How To Stop Being Codependent
Once you’ve realized you’re in a codependent relationship, there are various steps you can take to break the cycle. One of the first things you should do is learn what a healthy relationship should look like. Signs include trust, respect, support, honesty, and equality. You should feel comfortable expressing your emotions, showing affection, and maintaining your individuality.
Take back your independence by getting back into your interests or taking on new hobbies that will widen your circle of friends. Take time for yourself, even if it means spending a few hours walking around a shopping mall or seeing a movie. Self-care is essential to maintaining a healthy relationship. Cynthia Halow, the founder of Personality Max, recommends that you should, “find a hobby or interest.” A lot of couples avoid this but Halow points out that, “doing something that you enjoy and take your time will allow you to explore, find yourself, and make your own decisions.” We couldn’t agree more.
Get Back In Touch
Often being in a codependent relationship puts other relationships on the backburner. When you’re trying to get back your independence, it’s essential to reconnect with the important people in your life. These can be old friends, coworkers, family members, or anyone you’ve lost touch with. Halow suggests that you should, “engage in activities that don’t involve your partner.” What does this mean? She explains, “You should also do things alone like, go to the museum, see a movie, or go for a walk daily. Basically, just participate in activities regularly that don’t involve your relationship or partner.” Even taking yourself on a self-date to the movies can be a great step forward.
Learn To Set Boundaries
Boundaries are an essential part of any healthy relationship. To achieve them, one must encourage honest and open communication. Not only do you need to verbalize your needs, but you need to listen to their needs as well.
Being in a healthy relationship is more than just carving out some time for yourself. You need to be selfish at times and turn down the things you don’t want to do, even if it makes someone unhappy. When asked what this might mean, Halow recommended that you should, “stop doing things to your detriment. Put yourself first, be selfish. When something doesn’t make you happy, turn it down or don’t do it. Do more things that make you happy and don’t hurt you or anyone else.” Time to cancel that night out and take more naps!
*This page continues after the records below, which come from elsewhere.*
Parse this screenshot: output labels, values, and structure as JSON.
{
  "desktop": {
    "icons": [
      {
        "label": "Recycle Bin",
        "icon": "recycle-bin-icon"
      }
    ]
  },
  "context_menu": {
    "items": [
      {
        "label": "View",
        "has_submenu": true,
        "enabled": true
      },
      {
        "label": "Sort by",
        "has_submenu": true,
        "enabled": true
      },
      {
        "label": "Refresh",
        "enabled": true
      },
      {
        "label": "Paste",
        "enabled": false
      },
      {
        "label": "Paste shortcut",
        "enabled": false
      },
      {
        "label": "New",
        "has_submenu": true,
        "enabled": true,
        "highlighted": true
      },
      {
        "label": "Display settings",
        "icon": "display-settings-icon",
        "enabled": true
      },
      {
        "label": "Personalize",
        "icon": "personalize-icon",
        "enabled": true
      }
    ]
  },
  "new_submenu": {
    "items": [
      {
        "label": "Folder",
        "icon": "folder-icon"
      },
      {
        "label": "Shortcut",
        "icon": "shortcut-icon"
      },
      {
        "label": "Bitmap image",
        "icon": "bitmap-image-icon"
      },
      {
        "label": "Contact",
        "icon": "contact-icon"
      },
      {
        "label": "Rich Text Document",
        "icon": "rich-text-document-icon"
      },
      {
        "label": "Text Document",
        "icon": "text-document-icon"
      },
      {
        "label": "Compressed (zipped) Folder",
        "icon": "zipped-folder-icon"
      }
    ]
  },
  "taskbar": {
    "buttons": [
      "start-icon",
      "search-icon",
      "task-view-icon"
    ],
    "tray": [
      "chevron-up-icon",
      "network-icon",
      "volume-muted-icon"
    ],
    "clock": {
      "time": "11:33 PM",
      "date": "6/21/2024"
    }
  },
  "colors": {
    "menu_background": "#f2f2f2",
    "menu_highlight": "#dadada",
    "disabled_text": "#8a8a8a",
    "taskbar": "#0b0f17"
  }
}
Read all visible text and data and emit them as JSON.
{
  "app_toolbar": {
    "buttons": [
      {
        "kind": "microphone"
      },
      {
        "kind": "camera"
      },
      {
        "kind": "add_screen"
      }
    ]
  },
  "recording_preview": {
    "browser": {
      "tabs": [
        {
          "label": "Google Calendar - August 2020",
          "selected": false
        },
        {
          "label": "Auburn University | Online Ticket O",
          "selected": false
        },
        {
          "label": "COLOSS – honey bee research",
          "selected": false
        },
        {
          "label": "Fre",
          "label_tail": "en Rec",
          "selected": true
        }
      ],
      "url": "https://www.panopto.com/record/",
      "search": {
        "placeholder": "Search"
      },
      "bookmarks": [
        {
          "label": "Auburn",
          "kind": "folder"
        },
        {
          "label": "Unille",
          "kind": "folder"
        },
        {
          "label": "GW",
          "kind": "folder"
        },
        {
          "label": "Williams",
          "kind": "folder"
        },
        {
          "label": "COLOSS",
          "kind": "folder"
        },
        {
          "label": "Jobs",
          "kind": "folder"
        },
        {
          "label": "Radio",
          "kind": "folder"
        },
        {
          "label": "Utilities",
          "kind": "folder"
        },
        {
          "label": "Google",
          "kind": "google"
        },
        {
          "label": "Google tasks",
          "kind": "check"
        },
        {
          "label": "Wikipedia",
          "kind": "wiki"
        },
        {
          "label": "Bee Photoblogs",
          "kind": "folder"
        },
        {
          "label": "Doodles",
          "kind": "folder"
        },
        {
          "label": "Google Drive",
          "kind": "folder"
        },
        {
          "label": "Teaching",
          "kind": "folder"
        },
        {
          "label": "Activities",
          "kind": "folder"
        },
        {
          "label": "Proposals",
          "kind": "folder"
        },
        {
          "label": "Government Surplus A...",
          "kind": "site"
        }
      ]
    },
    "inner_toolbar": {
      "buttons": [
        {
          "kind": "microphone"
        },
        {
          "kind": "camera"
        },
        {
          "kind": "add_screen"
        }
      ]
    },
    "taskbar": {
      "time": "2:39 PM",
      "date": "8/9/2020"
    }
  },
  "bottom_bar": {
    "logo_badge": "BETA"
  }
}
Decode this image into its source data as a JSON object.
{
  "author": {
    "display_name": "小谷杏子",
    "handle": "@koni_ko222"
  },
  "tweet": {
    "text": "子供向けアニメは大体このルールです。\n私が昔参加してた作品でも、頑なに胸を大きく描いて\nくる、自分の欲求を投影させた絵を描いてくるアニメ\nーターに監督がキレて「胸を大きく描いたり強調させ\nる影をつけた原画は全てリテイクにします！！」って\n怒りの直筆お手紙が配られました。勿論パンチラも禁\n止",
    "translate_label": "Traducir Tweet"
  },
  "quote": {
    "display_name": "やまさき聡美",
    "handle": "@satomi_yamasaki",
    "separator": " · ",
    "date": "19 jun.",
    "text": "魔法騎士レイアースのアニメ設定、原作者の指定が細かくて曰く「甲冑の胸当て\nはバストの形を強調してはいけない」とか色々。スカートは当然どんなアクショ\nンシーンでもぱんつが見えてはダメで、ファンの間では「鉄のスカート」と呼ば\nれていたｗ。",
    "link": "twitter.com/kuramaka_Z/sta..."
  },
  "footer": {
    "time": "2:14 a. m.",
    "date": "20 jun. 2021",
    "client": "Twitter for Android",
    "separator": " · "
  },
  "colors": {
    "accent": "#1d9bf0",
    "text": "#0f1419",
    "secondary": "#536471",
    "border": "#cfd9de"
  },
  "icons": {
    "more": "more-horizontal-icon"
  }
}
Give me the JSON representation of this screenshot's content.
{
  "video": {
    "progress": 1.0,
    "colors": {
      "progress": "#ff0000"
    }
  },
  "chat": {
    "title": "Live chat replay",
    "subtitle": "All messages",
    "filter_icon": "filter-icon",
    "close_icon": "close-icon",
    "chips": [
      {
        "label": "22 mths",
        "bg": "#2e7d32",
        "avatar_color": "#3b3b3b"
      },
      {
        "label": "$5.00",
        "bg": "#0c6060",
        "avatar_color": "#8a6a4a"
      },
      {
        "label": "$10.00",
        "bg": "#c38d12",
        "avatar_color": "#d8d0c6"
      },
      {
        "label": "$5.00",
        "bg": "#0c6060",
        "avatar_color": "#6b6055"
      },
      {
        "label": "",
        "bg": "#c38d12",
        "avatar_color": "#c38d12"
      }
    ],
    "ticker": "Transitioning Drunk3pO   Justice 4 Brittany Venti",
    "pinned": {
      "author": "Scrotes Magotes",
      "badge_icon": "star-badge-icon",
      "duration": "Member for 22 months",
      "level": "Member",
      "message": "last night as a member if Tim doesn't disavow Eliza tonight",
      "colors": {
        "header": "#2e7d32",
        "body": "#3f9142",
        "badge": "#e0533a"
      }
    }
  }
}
Often overcoming codependency requires therapy. Depending on your specific circumstances, you may want to look into group therapy, family therapy, relationship therapy, or cognitive therapy. Therapy will be different for those who are the giver and those who are the taker in the relationship. All parties will likely require individual therapy in addition to joint therapy sessions to address specific issues in the relationship.